About this task: Restate word for word every entry that appears below, skipping its pictures.
==================================================
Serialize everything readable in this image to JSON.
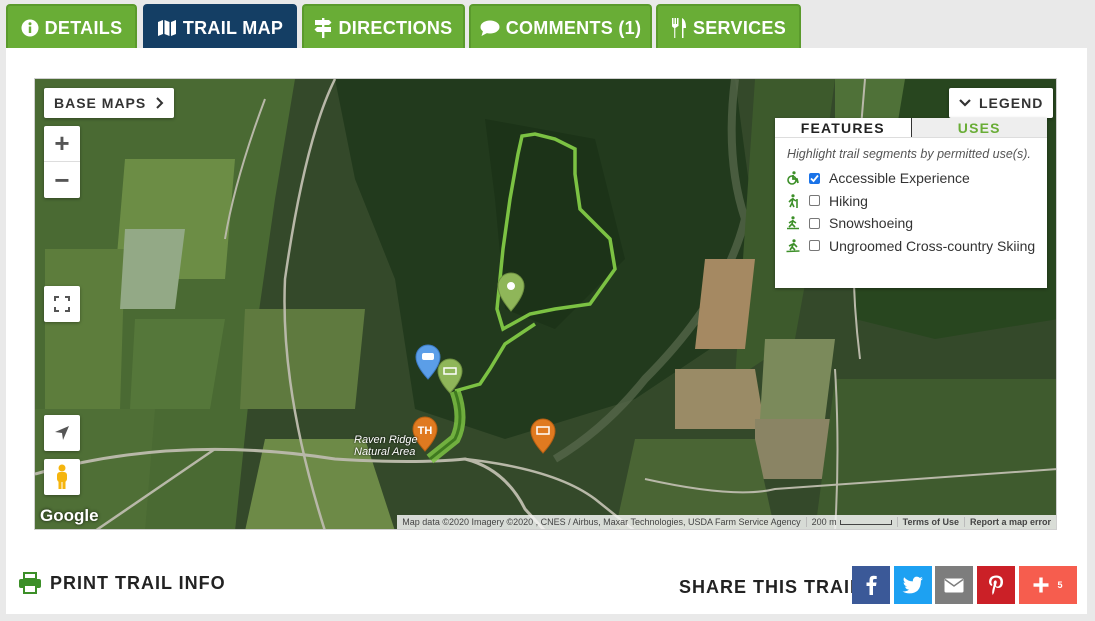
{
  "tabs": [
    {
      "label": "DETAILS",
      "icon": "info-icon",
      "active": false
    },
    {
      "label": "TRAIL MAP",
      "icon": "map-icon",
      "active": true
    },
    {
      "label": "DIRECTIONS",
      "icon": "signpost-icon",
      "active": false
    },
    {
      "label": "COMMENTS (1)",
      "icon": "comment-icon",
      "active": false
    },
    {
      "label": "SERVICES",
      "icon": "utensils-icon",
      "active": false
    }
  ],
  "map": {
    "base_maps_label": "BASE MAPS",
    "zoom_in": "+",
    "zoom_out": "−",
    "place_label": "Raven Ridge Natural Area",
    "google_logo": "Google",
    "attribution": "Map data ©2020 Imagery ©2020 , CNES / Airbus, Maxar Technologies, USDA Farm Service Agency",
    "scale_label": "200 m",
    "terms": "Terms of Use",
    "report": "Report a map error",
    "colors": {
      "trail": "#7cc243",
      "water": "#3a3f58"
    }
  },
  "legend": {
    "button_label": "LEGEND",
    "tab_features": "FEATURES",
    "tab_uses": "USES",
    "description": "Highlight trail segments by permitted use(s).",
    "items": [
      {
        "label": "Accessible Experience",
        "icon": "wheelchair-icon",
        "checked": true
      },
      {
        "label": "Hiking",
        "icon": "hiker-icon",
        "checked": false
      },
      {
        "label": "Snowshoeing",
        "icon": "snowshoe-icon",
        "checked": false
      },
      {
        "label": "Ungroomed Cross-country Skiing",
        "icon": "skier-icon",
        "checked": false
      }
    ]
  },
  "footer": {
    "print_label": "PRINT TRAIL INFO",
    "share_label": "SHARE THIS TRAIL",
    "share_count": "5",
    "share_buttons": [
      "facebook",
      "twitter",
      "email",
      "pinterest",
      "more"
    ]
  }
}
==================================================
Completed exercise:
Serialize everything readable in this image to JSON.
{
  "tabs": [
    {
      "label": "DETAILS",
      "icon": "info-icon",
      "active": false
    },
    {
      "label": "TRAIL MAP",
      "icon": "map-icon",
      "active": true
    },
    {
      "label": "DIRECTIONS",
      "icon": "signpost-icon",
      "active": false
    },
    {
      "label": "COMMENTS (1)",
      "icon": "comment-icon",
      "active": false
    },
    {
      "label": "SERVICES",
      "icon": "utensils-icon",
      "active": false
    }
  ],
  "map": {
    "base_maps_label": "BASE MAPS",
    "zoom_in": "+",
    "zoom_out": "−",
    "place_label": "Raven Ridge Natural Area",
    "google_logo": "Google",
    "attribution": "Map data ©2020 Imagery ©2020 , CNES / Airbus, Maxar Technologies, USDA Farm Service Agency",
    "scale_label": "200 m",
    "terms": "Terms of Use",
    "report": "Report a map error",
    "colors": {
      "trail": "#7cc243",
      "water": "#3a3f58"
    }
  },
  "legend": {
    "button_label": "LEGEND",
    "tab_features": "FEATURES",
    "tab_uses": "USES",
    "description": "Highlight trail segments by permitted use(s).",
    "items": [
      {
        "label": "Accessible Experience",
        "icon": "wheelchair-icon",
        "checked": true
      },
      {
        "label": "Hiking",
        "icon": "hiker-icon",
        "checked": false
      },
      {
        "label": "Snowshoeing",
        "icon": "snowshoe-icon",
        "checked": false
      },
      {
        "label": "Ungroomed Cross-country Skiing",
        "icon": "skier-icon",
        "checked": false
      }
    ]
  },
  "footer": {
    "print_label": "PRINT TRAIL INFO",
    "share_label": "SHARE THIS TRAIL",
    "share_count": "5",
    "share_buttons": [
      "facebook",
      "twitter",
      "email",
      "pinterest",
      "more"
    ]
  }
}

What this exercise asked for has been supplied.